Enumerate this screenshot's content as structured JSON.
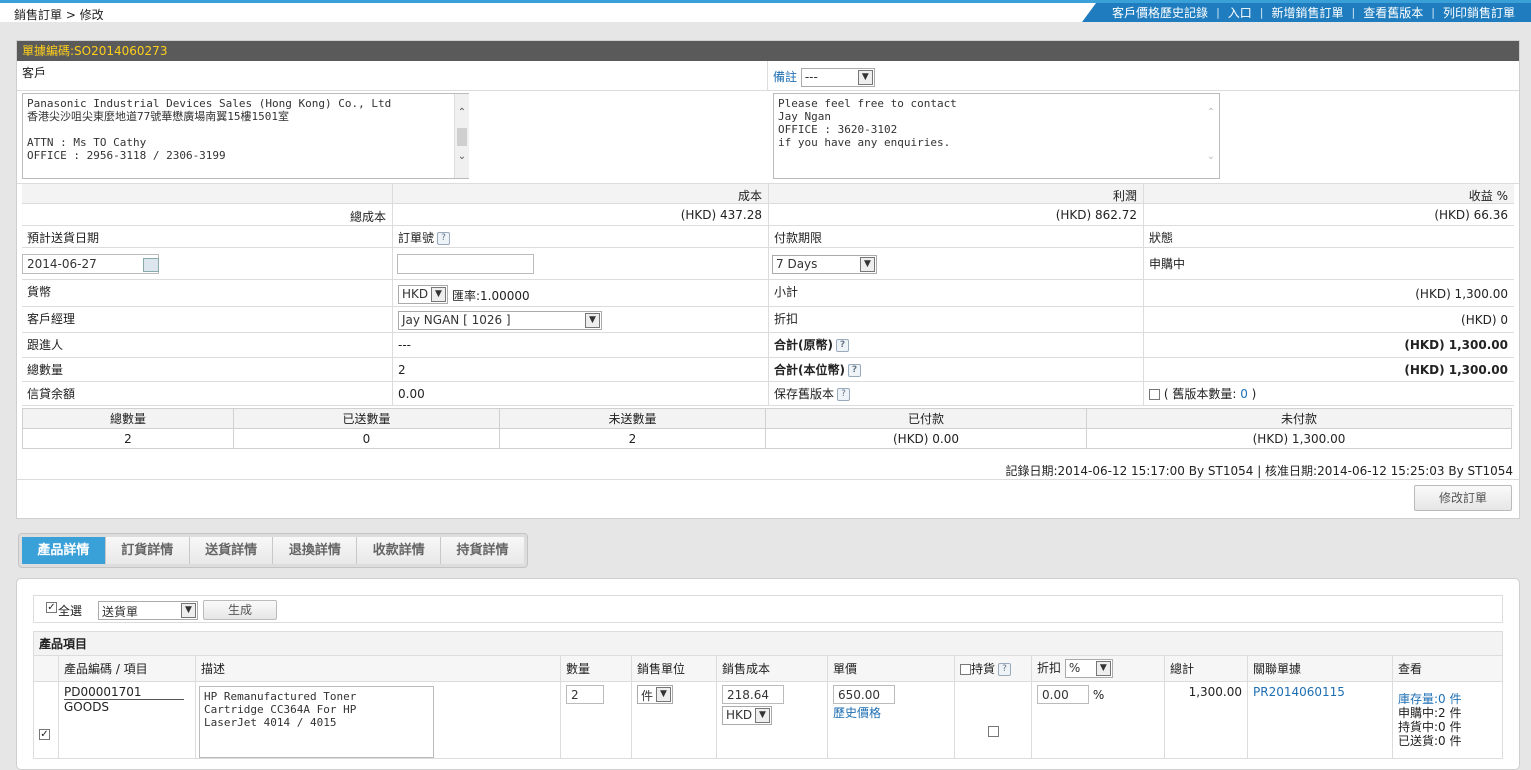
{
  "breadcrumb": "銷售訂單 > 修改",
  "topnav": [
    "客戶價格歷史記錄",
    "入口",
    "新增銷售訂單",
    "查看舊版本",
    "列印銷售訂單"
  ],
  "order": {
    "header": "單據編碼:SO2014060273",
    "customer_label": "客戶",
    "customer_address": "Panasonic Industrial Devices Sales (Hong Kong) Co., Ltd\n香港尖沙咀尖東麼地道77號華懋廣場南翼15樓1501室\n\nATTN : Ms TO Cathy\nOFFICE : 2956-3118 / 2306-3199",
    "remark_label": "備註",
    "remark_select": "---",
    "remark_text": "Please feel free to contact\nJay Ngan\nOFFICE : 3620-3102\nif you have any enquiries.",
    "cost_label": "成本",
    "profit_label": "利潤",
    "margin_label": "收益 %",
    "total_cost_label": "總成本",
    "total_cost": "(HKD) 437.28",
    "profit": "(HKD) 862.72",
    "margin": "(HKD) 66.36",
    "delivery_date_label": "預計送貨日期",
    "delivery_date": "2014-06-27",
    "order_no_label": "訂單號",
    "order_no": "",
    "payment_terms_label": "付款期限",
    "payment_terms": "7 Days",
    "status_label": "狀態",
    "status": "申購中",
    "currency_label": "貨幣",
    "currency": "HKD",
    "rate_label": "匯率:1.00000",
    "subtotal_label": "小計",
    "subtotal": "(HKD) 1,300.00",
    "manager_label": "客戶經理",
    "manager": "Jay NGAN [ 1026 ]",
    "discount_label": "折扣",
    "discount": "(HKD) 0",
    "follower_label": "跟進人",
    "follower": "---",
    "total_orig_label": "合計(原幣)",
    "total_orig": "(HKD) 1,300.00",
    "total_qty_label": "總數量",
    "total_qty": "2",
    "total_local_label": "合計(本位幣)",
    "total_local": "(HKD) 1,300.00",
    "credit_label": "信貸余額",
    "credit": "0.00",
    "save_version_label": "保存舊版本",
    "old_version_prefix": "( 舊版本數量: ",
    "old_version_count": "0",
    "old_version_suffix": " )"
  },
  "summary": {
    "headers": [
      "總數量",
      "已送數量",
      "未送數量",
      "已付款",
      "未付款"
    ],
    "values": [
      "2",
      "0",
      "2",
      "(HKD) 0.00",
      "(HKD) 1,300.00"
    ]
  },
  "record_info": "記錄日期:2014-06-12 15:17:00 By ST1054 | 核准日期:2014-06-12 15:25:03 By ST1054",
  "modify_button": "修改訂單",
  "tabs": [
    "產品詳情",
    "訂貨詳情",
    "送貨詳情",
    "退換詳情",
    "收款詳情",
    "持貨詳情"
  ],
  "products": {
    "select_all": "全選",
    "doc_type": "送貨單",
    "generate": "生成",
    "section_title": "產品項目",
    "headers": {
      "code": "產品編碼 / 項目",
      "desc": "描述",
      "qty": "數量",
      "unit": "銷售單位",
      "cost": "銷售成本",
      "price": "單價",
      "hold": "持貨",
      "discount": "折扣",
      "discount_unit": "%",
      "total": "總計",
      "related": "關聯單據",
      "view": "查看"
    },
    "row": {
      "code": "PD00001701",
      "type": "GOODS",
      "desc": "HP Remanufactured Toner\nCartridge CC364A For HP\nLaserJet 4014 / 4015",
      "qty": "2",
      "unit": "件",
      "cost": "218.64",
      "cost_currency": "HKD",
      "price": "650.00",
      "history": "歷史價格",
      "discount": "0.00",
      "discount_unit": "%",
      "total": "1,300.00",
      "related": "PR2014060115",
      "stock": "庫存量:0 件",
      "purchasing": "申購中:2 件",
      "holding": "持貨中:0 件",
      "delivered": "已送貨:0 件"
    }
  }
}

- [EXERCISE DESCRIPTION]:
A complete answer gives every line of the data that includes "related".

- [TASK RESULT]:
      "related": "關聯單據",
      "related": "PR2014060115",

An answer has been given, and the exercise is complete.